What metal detector to choose – multiple-frequency or single-frequency one?
The operating frequency you select highly depends on what you are planning to look for. If you aim at small coins, earrings, other small non-ferrous targets, you should get a device with high operating frequency. In case if your targets are large coins, bullet casings, buckles, etc., you should select a medium frequency. If you are going to look for deep hidden hoards, helmets, or wood choppers, choose a low-frequency metal detector.
A standard approach is the following: during the 1st season to make sure you’ll learn using a metal detector and get the idea about the potential of this specific area where you go metal detecting and what you can find here, it’s better to use a metal detector with a medium operating frequency.
Moreover, such frequency is used in most metal detectors for beginners. At that, taking into account how trashy some areas are – these devices have a mono-coil (concentric one), which is also often used for inexpensive devices of beginner level. Such search coils are multi-purpose ones and perfectly balanced.
When the 2nd season starts, it will be clearer for you in which direction to move when selecting the device coil size and frequency considering this specific area and your existing preferences. By that time, you’ll know what small and large search coils are for, which frequency is more productive regarding some specific targets.
It is more efficient to use metal detectors with several frequencies or multi-frequency ones. Moreover, nowadays, the multi-frequency feature has become available even for simpler device models (see Minelab Vanquish). If you can’t afford getting such a device, get a single-frequency metal detector.
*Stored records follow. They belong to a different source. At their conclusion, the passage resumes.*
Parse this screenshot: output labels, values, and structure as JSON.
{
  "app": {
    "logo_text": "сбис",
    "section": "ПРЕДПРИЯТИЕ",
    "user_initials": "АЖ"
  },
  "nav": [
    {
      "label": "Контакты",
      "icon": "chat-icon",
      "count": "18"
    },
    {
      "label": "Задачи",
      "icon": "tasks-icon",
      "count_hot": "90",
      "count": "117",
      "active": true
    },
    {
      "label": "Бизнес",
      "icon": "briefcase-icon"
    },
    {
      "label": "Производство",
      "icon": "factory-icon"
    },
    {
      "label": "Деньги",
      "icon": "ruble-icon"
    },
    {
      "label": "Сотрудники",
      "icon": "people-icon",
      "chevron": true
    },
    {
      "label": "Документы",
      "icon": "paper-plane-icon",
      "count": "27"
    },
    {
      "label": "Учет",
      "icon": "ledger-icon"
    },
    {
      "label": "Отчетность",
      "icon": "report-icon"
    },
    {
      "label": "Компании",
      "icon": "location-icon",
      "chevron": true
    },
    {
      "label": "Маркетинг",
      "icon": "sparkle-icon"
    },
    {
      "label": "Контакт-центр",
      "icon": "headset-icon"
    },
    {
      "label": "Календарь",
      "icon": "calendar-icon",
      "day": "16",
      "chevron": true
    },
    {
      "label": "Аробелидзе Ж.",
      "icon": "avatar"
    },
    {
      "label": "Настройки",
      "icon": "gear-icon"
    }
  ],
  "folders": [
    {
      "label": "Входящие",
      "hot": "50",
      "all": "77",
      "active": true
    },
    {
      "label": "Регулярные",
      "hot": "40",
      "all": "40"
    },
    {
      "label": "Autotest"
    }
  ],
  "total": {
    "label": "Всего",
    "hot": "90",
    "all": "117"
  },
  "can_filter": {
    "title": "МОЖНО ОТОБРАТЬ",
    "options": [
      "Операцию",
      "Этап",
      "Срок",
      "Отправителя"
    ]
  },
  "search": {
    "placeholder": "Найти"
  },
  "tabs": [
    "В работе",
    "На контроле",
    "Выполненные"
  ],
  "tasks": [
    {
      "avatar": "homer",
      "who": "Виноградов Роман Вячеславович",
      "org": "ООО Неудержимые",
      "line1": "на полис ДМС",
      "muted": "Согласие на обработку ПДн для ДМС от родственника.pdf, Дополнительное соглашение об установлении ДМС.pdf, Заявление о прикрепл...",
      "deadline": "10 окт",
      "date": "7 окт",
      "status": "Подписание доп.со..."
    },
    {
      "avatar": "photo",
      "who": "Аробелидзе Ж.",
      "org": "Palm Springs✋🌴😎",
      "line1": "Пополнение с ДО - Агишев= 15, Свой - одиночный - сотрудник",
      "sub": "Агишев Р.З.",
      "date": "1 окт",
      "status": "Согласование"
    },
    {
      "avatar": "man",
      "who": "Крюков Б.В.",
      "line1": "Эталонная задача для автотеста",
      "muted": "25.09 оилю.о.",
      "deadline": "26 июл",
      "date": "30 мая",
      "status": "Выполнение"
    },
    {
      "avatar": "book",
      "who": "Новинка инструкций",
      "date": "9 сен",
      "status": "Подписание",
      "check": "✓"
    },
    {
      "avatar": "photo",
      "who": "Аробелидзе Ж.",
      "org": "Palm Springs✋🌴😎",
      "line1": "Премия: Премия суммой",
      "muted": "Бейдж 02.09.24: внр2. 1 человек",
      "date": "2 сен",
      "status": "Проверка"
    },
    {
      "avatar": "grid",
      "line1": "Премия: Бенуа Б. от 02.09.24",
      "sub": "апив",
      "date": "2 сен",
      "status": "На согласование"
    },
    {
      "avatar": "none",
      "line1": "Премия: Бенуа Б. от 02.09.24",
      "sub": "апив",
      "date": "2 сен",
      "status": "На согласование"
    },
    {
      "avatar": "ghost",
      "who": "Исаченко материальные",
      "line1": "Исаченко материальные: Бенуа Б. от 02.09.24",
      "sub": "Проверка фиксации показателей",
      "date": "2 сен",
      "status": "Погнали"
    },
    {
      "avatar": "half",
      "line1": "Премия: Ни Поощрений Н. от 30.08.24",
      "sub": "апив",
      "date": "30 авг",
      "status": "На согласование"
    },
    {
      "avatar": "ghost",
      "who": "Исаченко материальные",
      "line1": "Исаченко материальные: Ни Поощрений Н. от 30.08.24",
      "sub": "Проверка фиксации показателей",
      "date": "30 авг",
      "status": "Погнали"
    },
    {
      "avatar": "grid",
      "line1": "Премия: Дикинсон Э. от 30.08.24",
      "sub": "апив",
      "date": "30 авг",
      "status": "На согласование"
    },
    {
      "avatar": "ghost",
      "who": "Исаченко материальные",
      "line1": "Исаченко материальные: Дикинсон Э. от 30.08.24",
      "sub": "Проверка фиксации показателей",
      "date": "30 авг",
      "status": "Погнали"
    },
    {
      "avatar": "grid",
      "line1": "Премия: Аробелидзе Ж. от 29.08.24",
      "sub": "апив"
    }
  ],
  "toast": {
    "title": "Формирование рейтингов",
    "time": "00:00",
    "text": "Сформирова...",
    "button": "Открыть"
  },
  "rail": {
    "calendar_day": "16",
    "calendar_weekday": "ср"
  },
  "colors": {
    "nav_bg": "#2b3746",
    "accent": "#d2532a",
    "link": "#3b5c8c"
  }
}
Don’t worry, you’ll find your treasures anyway, you won’t miss anything.